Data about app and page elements
--------------------------------

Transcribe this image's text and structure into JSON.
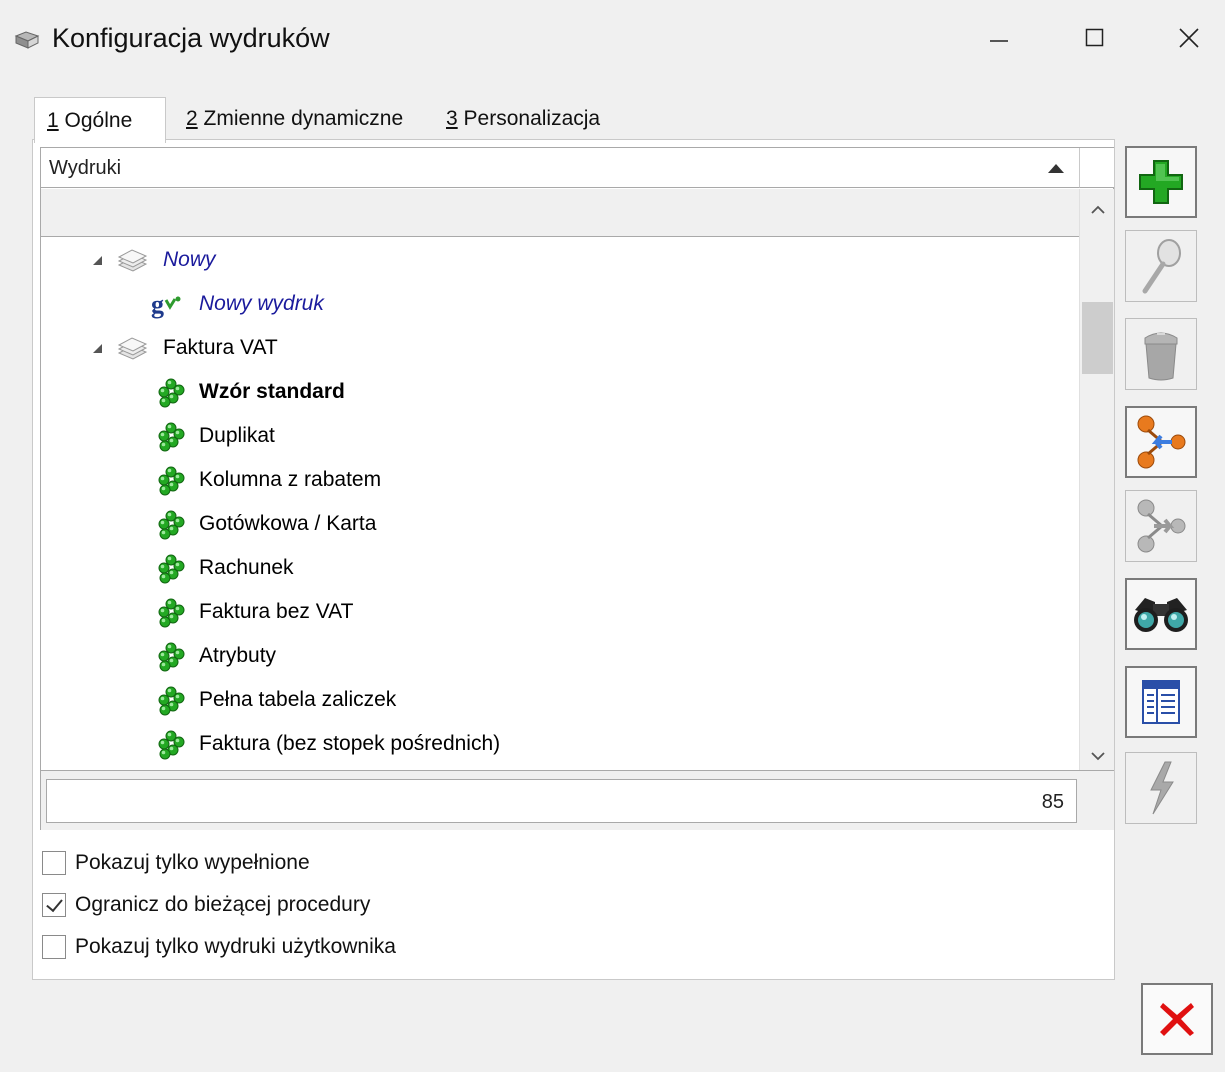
{
  "window": {
    "title": "Konfiguracja wydruków",
    "icons": {
      "app": "printer-config-icon",
      "minimize": "minimize-icon",
      "maximize": "maximize-icon",
      "close": "close-icon"
    }
  },
  "tabs": [
    {
      "key": "1",
      "label": "Ogólne",
      "active": true
    },
    {
      "key": "2",
      "label": "Zmienne dynamiczne",
      "active": false
    },
    {
      "key": "3",
      "label": "Personalizacja",
      "active": false
    }
  ],
  "grid": {
    "column_header": "Wydruki",
    "sort": "ascending",
    "tree": [
      {
        "label": "Nowy",
        "type": "group",
        "style": "italic-blue",
        "expanded": true
      },
      {
        "label": "Nowy wydruk",
        "type": "item",
        "style": "italic-blue",
        "icon": "gv-icon"
      },
      {
        "label": "Faktura VAT",
        "type": "group",
        "style": "normal",
        "expanded": true
      },
      {
        "label": "Wzór standard",
        "type": "item",
        "style": "bold",
        "icon": "green-clover-icon"
      },
      {
        "label": "Duplikat",
        "type": "item",
        "style": "normal",
        "icon": "green-clover-icon"
      },
      {
        "label": "Kolumna z rabatem",
        "type": "item",
        "style": "normal",
        "icon": "green-clover-icon"
      },
      {
        "label": "Gotówkowa / Karta",
        "type": "item",
        "style": "normal",
        "icon": "green-clover-icon"
      },
      {
        "label": "Rachunek",
        "type": "item",
        "style": "normal",
        "icon": "green-clover-icon"
      },
      {
        "label": "Faktura bez VAT",
        "type": "item",
        "style": "normal",
        "icon": "green-clover-icon"
      },
      {
        "label": "Atrybuty",
        "type": "item",
        "style": "normal",
        "icon": "green-clover-icon"
      },
      {
        "label": "Pełna tabela zaliczek",
        "type": "item",
        "style": "normal",
        "icon": "green-clover-icon"
      },
      {
        "label": "Faktura (bez stopek pośrednich)",
        "type": "item",
        "style": "normal",
        "icon": "green-clover-icon"
      }
    ],
    "count": "85"
  },
  "options": [
    {
      "label": "Pokazuj tylko wypełnione",
      "checked": false
    },
    {
      "label": "Ogranicz do bieżącej procedury",
      "checked": true
    },
    {
      "label": "Pokazuj tylko wydruki użytkownika",
      "checked": false
    }
  ],
  "toolbar": [
    {
      "name": "add-icon",
      "enabled": true
    },
    {
      "name": "magnifier-icon",
      "enabled": false
    },
    {
      "name": "trash-icon",
      "enabled": false
    },
    {
      "name": "copy-print-icon",
      "enabled": true
    },
    {
      "name": "paste-print-icon",
      "enabled": false
    },
    {
      "name": "binoculars-icon",
      "enabled": true
    },
    {
      "name": "table-columns-icon",
      "enabled": true
    },
    {
      "name": "lightning-icon",
      "enabled": false
    }
  ],
  "colors": {
    "accent_green": "#23a823",
    "italic_blue": "#1a1a9c",
    "close_red": "#e01010"
  }
}
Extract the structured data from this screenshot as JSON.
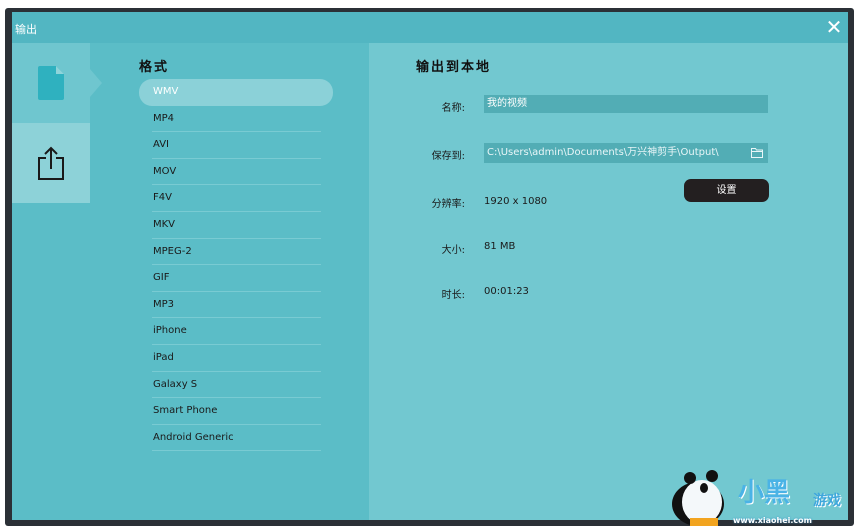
{
  "window": {
    "title": "输出",
    "close_label": "✕"
  },
  "sidebar": {
    "items": [
      {
        "icon": "file-icon",
        "selected": true
      },
      {
        "icon": "share-export-icon",
        "selected": false
      }
    ]
  },
  "format": {
    "heading": "格式",
    "items": [
      "WMV",
      "MP4",
      "AVI",
      "MOV",
      "F4V",
      "MKV",
      "MPEG-2",
      "GIF",
      "MP3",
      "iPhone",
      "iPad",
      "Galaxy S",
      "Smart Phone",
      "Android Generic"
    ],
    "selected": "WMV"
  },
  "output": {
    "heading": "输出到本地",
    "name_label": "名称:",
    "name_value": "我的视频",
    "save_label": "保存到:",
    "save_path": "C:\\Users\\admin\\Documents\\万兴神剪手\\Output\\",
    "resolution_label": "分辨率:",
    "resolution_value": "1920 x 1080",
    "settings_button": "设置",
    "size_label": "大小:",
    "size_value": "81 MB",
    "duration_label": "时长:",
    "duration_value": "00:01:23"
  },
  "watermark": {
    "logo_text": "小黑游戏",
    "url": "www.xiaohei.com"
  }
}
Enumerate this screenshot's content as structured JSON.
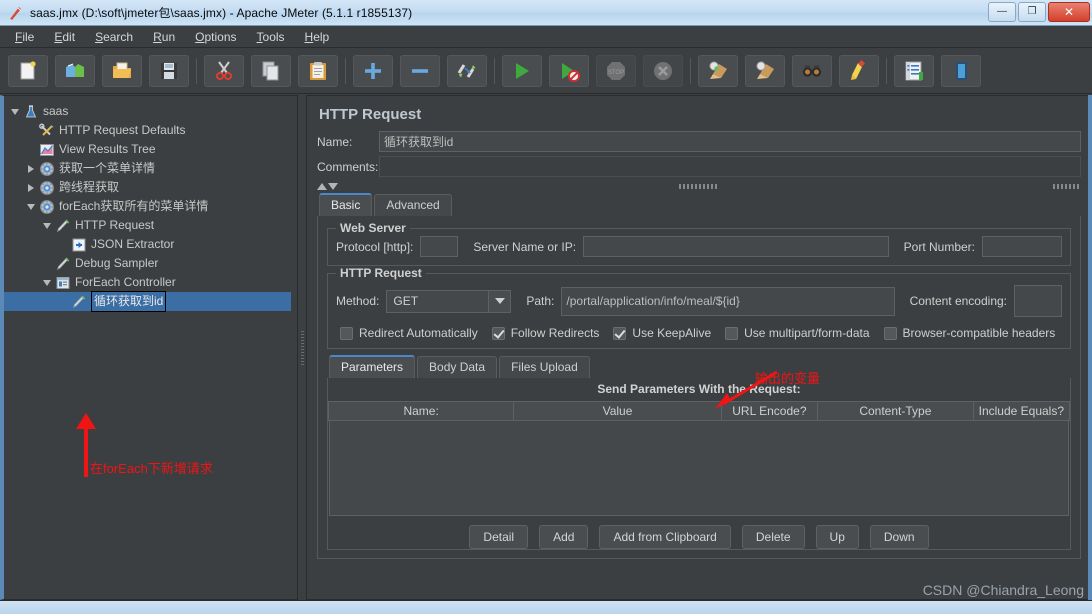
{
  "window": {
    "title": "saas.jmx (D:\\soft\\jmeter包\\saas.jmx) - Apache JMeter (5.1.1 r1855137)",
    "icon": "jmeter-feather-icon",
    "minimize_label": "—",
    "maximize_label": "❐",
    "close_label": "✕"
  },
  "menubar": {
    "items": [
      {
        "label": "File",
        "mnemonic": "F"
      },
      {
        "label": "Edit",
        "mnemonic": "E"
      },
      {
        "label": "Search",
        "mnemonic": "S"
      },
      {
        "label": "Run",
        "mnemonic": "R"
      },
      {
        "label": "Options",
        "mnemonic": "O"
      },
      {
        "label": "Tools",
        "mnemonic": "T"
      },
      {
        "label": "Help",
        "mnemonic": "H"
      }
    ]
  },
  "toolbar": {
    "buttons": [
      {
        "name": "new-icon",
        "tip": "New",
        "enabled": true
      },
      {
        "name": "templates-icon",
        "tip": "Templates",
        "enabled": true
      },
      {
        "name": "open-icon",
        "tip": "Open",
        "enabled": true
      },
      {
        "name": "save-icon",
        "tip": "Save",
        "enabled": true
      },
      {
        "name": "cut-icon",
        "tip": "Cut",
        "enabled": true
      },
      {
        "name": "copy-icon",
        "tip": "Copy",
        "enabled": true
      },
      {
        "name": "paste-icon",
        "tip": "Paste",
        "enabled": true
      },
      {
        "name": "expand-all-icon",
        "tip": "Expand All",
        "enabled": true
      },
      {
        "name": "collapse-all-icon",
        "tip": "Collapse All",
        "enabled": true
      },
      {
        "name": "toggle-icon",
        "tip": "Toggle",
        "enabled": true
      },
      {
        "name": "start-icon",
        "tip": "Start",
        "enabled": true
      },
      {
        "name": "start-no-timers-icon",
        "tip": "Start no pauses",
        "enabled": true
      },
      {
        "name": "stop-icon",
        "tip": "Stop",
        "enabled": false
      },
      {
        "name": "shutdown-icon",
        "tip": "Shutdown",
        "enabled": false
      },
      {
        "name": "clear-icon",
        "tip": "Clear",
        "enabled": true
      },
      {
        "name": "clear-all-icon",
        "tip": "Clear All",
        "enabled": true
      },
      {
        "name": "search-icon",
        "tip": "Search",
        "enabled": true
      },
      {
        "name": "reset-search-icon",
        "tip": "Reset Search",
        "enabled": true
      },
      {
        "name": "function-helper-icon",
        "tip": "Function Helper Dialog",
        "enabled": true
      },
      {
        "name": "help-icon",
        "tip": "Help",
        "enabled": true
      }
    ]
  },
  "tree": {
    "nodes": [
      {
        "label": "saas",
        "indent": 0,
        "twist": "open",
        "icon": "test-plan-icon",
        "selected": false
      },
      {
        "label": "HTTP Request Defaults",
        "indent": 1,
        "twist": "none",
        "icon": "config-element-icon",
        "selected": false
      },
      {
        "label": "View Results Tree",
        "indent": 1,
        "twist": "none",
        "icon": "listener-icon",
        "selected": false
      },
      {
        "label": "获取一个菜单详情",
        "indent": 1,
        "twist": "closed",
        "icon": "thread-group-icon",
        "selected": false
      },
      {
        "label": "跨线程获取",
        "indent": 1,
        "twist": "closed",
        "icon": "thread-group-icon",
        "selected": false
      },
      {
        "label": "forEach获取所有的菜单详情",
        "indent": 1,
        "twist": "open",
        "icon": "thread-group-icon",
        "selected": false
      },
      {
        "label": "HTTP Request",
        "indent": 2,
        "twist": "open",
        "icon": "http-sampler-icon",
        "selected": false
      },
      {
        "label": "JSON Extractor",
        "indent": 3,
        "twist": "none",
        "icon": "post-processor-icon",
        "selected": false
      },
      {
        "label": "Debug Sampler",
        "indent": 2,
        "twist": "none",
        "icon": "http-sampler-icon",
        "selected": false
      },
      {
        "label": "ForEach Controller",
        "indent": 2,
        "twist": "open",
        "icon": "logic-controller-icon",
        "selected": false
      },
      {
        "label": "循环获取到id",
        "indent": 3,
        "twist": "none",
        "icon": "http-sampler-icon",
        "selected": true
      }
    ],
    "annotation": {
      "text": "在forEach下新增请求",
      "color": "#f01414",
      "arrow": "up-arrow-annotation"
    }
  },
  "main": {
    "title": "HTTP Request",
    "name_label": "Name:",
    "name_value": "循环获取到id",
    "comments_label": "Comments:",
    "comments_value": "",
    "tabs": [
      {
        "label": "Basic",
        "active": true
      },
      {
        "label": "Advanced",
        "active": false
      }
    ],
    "web_server": {
      "group_title": "Web Server",
      "protocol_label": "Protocol [http]:",
      "protocol_value": "",
      "server_label": "Server Name or IP:",
      "server_value": "",
      "port_label": "Port Number:",
      "port_value": ""
    },
    "http_request": {
      "group_title": "HTTP Request",
      "method_label": "Method:",
      "method_value": "GET",
      "path_label": "Path:",
      "path_value": "/portal/application/info/meal/${id}",
      "content_encoding_label": "Content encoding:",
      "content_encoding_value": "",
      "checkboxes": [
        {
          "label": "Redirect Automatically",
          "checked": false
        },
        {
          "label": "Follow Redirects",
          "checked": true
        },
        {
          "label": "Use KeepAlive",
          "checked": true
        },
        {
          "label": "Use multipart/form-data",
          "checked": false
        },
        {
          "label": "Browser-compatible headers",
          "checked": false
        }
      ],
      "annotation": {
        "text": "输出的变量",
        "color": "#f01414",
        "arrow": "diagonal-arrow-annotation"
      }
    },
    "params": {
      "tabs": [
        {
          "label": "Parameters",
          "active": true
        },
        {
          "label": "Body Data",
          "active": false
        },
        {
          "label": "Files Upload",
          "active": false
        }
      ],
      "send_header": "Send Parameters With the Request:",
      "columns": [
        "Name:",
        "Value",
        "URL Encode?",
        "Content-Type",
        "Include Equals?"
      ],
      "rows": [],
      "buttons": [
        "Detail",
        "Add",
        "Add from Clipboard",
        "Delete",
        "Up",
        "Down"
      ]
    }
  },
  "watermark": "CSDN @Chiandra_Leong"
}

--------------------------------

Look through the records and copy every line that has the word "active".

## Answer for this exercise
      "active": true
      "active": false
      "active": false
        "active": true
        "active": false
          "active": true
          "active": false
          "active": false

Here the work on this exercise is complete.